Work required
Every line in the entries that holds "نیاز" should be identified and copied.

Study material
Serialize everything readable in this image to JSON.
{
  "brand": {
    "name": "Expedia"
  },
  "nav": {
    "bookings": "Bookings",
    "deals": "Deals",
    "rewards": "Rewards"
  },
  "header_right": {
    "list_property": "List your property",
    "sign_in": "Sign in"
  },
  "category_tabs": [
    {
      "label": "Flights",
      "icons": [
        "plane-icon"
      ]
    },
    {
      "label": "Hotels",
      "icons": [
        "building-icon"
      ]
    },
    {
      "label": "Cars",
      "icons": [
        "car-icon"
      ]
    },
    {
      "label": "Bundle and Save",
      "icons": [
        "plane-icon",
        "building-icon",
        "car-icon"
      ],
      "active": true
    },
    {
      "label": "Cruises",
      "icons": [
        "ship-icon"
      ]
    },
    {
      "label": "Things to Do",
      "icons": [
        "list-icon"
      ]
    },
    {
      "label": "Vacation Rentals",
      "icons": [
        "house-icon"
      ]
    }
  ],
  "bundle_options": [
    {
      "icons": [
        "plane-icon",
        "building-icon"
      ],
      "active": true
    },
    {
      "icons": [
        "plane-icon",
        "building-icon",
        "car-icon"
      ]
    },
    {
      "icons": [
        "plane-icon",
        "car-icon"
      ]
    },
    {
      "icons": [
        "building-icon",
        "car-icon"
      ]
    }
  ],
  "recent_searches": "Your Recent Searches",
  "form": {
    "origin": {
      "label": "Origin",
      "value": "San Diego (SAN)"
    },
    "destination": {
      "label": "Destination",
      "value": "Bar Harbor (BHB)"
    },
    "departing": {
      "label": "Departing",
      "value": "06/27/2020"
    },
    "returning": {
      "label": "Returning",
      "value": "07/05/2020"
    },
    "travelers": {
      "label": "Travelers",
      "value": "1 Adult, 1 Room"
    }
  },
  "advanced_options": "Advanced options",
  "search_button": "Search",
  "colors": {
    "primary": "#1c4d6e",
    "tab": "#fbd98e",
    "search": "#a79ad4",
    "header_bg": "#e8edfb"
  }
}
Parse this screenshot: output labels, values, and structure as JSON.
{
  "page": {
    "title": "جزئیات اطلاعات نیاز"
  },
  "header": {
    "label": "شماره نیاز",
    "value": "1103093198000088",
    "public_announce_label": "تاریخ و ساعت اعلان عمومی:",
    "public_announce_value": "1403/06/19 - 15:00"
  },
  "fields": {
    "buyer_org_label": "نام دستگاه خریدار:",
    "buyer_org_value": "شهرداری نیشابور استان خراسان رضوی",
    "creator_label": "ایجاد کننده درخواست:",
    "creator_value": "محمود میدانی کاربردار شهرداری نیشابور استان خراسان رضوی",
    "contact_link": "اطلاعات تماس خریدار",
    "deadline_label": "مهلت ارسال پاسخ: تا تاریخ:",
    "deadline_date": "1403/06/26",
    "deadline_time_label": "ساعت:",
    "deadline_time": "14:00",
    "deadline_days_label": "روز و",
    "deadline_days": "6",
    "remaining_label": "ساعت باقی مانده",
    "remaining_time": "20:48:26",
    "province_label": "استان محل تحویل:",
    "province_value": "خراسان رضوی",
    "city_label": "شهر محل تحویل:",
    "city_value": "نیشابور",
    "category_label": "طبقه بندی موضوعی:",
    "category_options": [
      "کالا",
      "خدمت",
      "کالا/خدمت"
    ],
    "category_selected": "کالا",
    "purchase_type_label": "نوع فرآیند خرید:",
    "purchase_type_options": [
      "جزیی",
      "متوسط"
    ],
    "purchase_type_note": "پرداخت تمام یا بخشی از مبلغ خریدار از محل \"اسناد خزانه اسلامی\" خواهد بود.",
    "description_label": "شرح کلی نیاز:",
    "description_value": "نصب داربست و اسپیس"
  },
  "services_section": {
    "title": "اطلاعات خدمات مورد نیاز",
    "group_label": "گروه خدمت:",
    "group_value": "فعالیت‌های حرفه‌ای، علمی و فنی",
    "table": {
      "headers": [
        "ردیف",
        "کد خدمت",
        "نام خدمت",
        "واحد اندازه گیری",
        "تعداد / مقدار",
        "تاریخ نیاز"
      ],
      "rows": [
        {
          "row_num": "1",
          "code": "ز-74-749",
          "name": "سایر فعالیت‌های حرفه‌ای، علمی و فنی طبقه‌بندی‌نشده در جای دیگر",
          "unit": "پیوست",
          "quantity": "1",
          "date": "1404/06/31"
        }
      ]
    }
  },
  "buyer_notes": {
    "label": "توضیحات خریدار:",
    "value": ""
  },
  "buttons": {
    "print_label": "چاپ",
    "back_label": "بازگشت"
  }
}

Exercise answer
    "title": "جزئیات اطلاعات نیاز"
    "label": "شماره نیاز",
    "description_label": "شرح کلی نیاز:",
    "title": "اطلاعات خدمات مورد نیاز",
        "تاریخ نیاز"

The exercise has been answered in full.